Office space in the D.C. metro area expanded by 3% last year, or 8.5 million sq. ft., up from 6.4 million sq. ft. in 2006. Office vacancies were expected to end 2007 at 9.7%, an increase of 80 basis points over 2006.

According to the firm’s recent findings, the pace of new development, with 16 million sq. ft. of new office space expected to break ground in the District and Virginia in 2008, will outstrip demand. Total employment was expected to expand by 1.5%, or 45,600 new hires, in 2007.

These new market fundamentals likely will dampen investment activity as well. “In the investment arena, more conservative underwriting will lead transaction velocity to recede from the high levels attained in recent years,” says Ramon Kochavi, regional manager of the Washington, D.C., office of Marcus & Millichap. “In the meantime, prices will rise at a more measured pace.”

Pricing is holding steady, for now. The median price of Class-A assets rose 3% to $300 per sq. ft. from October 2006 to September 2007. The median price of all assets held firm at $266 per sq. ft., the same as the year earlier period.

Kochavi predicts that top assets should still trade at cap rates of 6% or less, but overall, buyers and sellers will have to adjust to a recalibrated market dynamic. For example, by the third quarter, Class-A deal flow had dropped by 40% year-over-year.

Also playing a factor, some 894,000 sq. ft. of new office space came online in the District by the third quarter. Another 1.2 million sq. ft. was completed in Virginia and 467,000 square feet of office space in Maryland.

All of that new building is putting pressure on local vacancy rates. District office vacancies were projected to end 2007 at 8.5%, down 150 basis points from the year earlier, while Maryland vacancies rose 70 basis points to 9.3% and Virginia vacancies were up 60 basis points to 10.9%.

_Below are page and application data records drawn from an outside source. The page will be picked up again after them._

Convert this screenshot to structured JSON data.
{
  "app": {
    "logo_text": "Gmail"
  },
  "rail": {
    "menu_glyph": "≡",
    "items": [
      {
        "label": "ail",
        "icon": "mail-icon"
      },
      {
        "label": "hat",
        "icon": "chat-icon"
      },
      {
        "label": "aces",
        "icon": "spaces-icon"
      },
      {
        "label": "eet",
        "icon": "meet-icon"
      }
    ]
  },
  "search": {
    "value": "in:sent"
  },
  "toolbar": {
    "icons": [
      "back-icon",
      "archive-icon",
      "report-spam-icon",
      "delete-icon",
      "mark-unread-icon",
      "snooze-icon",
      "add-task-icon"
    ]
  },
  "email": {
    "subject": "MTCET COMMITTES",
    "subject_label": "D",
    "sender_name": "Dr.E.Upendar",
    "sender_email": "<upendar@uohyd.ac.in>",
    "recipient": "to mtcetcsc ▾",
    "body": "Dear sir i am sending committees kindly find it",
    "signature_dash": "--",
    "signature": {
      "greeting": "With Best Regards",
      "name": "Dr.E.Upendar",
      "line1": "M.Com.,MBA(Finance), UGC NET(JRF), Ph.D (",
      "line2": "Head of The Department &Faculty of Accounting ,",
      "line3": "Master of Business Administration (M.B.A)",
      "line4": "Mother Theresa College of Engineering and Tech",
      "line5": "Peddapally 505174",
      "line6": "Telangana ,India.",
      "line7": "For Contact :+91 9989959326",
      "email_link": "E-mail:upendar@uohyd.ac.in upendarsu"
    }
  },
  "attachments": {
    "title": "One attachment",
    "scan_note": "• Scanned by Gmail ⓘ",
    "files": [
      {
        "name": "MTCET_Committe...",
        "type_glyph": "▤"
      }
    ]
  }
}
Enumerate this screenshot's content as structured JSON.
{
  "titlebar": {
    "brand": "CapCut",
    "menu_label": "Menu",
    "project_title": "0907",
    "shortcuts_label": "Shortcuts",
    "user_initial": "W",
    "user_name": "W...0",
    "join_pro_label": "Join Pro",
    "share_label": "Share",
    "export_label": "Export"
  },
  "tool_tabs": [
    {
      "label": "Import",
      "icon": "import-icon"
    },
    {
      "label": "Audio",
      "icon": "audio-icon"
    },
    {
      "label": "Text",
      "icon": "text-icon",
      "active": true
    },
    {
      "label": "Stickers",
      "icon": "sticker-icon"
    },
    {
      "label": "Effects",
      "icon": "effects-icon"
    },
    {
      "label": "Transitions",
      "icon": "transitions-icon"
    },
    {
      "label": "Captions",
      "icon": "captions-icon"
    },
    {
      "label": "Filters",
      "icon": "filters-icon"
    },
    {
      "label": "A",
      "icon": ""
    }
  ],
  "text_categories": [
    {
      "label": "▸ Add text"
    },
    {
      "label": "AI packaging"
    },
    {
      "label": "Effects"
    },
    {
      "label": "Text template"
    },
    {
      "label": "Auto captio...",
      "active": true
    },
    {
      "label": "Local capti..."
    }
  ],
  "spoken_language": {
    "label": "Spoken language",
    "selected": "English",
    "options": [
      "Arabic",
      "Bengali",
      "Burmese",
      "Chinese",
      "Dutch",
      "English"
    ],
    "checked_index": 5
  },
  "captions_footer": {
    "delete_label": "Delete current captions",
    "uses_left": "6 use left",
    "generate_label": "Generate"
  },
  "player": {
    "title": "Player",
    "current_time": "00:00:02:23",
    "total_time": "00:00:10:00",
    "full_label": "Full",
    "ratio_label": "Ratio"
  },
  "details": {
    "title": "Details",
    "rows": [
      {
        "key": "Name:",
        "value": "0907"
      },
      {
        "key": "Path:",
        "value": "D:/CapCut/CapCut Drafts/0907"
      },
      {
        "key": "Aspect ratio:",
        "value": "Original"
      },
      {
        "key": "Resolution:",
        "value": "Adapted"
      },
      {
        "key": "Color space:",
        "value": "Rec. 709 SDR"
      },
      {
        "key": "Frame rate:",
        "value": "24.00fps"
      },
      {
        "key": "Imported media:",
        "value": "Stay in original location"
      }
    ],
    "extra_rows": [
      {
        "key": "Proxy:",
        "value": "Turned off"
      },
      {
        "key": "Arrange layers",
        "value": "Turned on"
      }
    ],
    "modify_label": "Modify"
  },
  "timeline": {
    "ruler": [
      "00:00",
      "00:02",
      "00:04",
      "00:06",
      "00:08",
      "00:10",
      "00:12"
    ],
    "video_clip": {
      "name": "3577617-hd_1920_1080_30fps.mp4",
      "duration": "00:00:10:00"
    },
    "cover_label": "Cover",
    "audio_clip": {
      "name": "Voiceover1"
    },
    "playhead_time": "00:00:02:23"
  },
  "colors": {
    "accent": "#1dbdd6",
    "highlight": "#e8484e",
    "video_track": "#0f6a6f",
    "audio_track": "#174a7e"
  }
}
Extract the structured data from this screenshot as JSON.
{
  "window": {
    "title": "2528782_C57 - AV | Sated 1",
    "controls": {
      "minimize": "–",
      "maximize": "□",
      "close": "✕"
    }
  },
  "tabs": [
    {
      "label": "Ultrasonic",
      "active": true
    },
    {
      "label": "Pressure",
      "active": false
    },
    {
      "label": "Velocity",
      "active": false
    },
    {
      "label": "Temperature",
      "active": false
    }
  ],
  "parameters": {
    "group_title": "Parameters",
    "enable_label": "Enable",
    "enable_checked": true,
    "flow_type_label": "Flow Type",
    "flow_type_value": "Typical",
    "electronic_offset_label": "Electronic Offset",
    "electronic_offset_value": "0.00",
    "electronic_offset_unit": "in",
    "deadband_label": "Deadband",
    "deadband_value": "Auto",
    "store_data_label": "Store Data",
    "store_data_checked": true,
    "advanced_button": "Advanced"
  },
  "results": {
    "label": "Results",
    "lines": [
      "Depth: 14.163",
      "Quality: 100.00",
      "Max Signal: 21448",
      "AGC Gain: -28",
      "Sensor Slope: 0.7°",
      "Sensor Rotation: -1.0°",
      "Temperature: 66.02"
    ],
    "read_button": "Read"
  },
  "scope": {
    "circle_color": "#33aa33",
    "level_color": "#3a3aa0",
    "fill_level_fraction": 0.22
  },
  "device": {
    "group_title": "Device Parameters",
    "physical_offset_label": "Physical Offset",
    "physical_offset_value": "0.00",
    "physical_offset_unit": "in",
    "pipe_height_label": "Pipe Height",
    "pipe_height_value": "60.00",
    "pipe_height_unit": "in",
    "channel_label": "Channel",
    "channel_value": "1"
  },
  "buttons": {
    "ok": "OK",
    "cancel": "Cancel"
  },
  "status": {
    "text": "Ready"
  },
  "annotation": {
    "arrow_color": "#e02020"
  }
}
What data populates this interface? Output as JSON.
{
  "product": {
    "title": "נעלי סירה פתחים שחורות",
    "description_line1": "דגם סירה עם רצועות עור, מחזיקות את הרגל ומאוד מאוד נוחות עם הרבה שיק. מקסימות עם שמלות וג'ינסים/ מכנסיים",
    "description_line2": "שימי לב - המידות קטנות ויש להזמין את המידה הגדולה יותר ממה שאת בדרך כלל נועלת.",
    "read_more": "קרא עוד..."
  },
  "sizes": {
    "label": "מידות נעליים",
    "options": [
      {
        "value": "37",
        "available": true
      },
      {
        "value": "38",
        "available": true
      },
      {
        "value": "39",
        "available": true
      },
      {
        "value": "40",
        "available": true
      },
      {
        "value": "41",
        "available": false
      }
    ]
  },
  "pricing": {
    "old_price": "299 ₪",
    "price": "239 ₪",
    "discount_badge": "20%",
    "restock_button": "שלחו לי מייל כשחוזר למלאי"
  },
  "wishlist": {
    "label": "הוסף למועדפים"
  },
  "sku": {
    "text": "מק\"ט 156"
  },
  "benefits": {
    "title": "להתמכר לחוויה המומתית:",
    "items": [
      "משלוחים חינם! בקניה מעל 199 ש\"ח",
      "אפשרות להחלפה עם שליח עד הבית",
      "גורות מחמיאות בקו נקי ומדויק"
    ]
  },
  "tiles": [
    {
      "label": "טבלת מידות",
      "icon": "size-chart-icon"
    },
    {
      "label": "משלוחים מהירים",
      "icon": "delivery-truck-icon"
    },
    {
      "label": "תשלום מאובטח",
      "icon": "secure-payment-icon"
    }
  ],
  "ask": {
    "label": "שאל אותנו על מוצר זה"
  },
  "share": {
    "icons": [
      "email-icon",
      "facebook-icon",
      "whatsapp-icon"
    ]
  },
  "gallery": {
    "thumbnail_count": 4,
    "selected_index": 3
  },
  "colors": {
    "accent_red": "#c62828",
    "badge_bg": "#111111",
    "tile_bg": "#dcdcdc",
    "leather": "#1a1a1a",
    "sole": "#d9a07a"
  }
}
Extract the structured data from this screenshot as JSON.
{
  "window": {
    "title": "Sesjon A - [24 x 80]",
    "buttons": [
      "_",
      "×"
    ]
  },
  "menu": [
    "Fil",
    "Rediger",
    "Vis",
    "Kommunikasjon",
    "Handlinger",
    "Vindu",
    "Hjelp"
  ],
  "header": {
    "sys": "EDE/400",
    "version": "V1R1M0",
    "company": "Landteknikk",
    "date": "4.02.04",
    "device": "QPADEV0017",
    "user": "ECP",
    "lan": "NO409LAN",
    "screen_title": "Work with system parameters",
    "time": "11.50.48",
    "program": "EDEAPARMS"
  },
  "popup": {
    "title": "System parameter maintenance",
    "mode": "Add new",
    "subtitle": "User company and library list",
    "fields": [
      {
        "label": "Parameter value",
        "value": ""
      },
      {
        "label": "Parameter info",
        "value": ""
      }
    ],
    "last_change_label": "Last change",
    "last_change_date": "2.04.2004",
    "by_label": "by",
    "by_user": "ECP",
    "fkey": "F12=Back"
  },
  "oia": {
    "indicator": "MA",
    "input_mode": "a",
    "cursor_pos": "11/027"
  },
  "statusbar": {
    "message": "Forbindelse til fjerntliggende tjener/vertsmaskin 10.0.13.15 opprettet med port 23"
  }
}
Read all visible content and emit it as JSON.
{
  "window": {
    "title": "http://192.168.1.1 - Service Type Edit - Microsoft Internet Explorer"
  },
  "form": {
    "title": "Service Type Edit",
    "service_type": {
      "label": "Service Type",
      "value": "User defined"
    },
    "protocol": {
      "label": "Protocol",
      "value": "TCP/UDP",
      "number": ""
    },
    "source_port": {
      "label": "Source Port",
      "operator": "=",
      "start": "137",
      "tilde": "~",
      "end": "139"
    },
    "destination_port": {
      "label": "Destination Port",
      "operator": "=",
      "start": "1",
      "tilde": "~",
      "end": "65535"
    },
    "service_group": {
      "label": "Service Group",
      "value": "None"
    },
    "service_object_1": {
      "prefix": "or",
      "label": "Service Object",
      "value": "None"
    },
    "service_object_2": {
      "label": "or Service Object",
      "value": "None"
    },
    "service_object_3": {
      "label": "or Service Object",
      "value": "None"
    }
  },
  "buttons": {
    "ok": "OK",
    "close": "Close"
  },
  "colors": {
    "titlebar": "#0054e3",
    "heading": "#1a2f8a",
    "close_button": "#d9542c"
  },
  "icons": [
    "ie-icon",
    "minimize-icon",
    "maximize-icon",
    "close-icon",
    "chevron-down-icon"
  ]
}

Rents have been a bright spot for the overall market, expected to end 2007 at $35.08, a 6% gain over 2006, while asking rents rose 10% in the third quarter of 2007 in the District. More good news – landlords have trimmed back on concessions, with effective rents increasing 8.3% in the third quarter.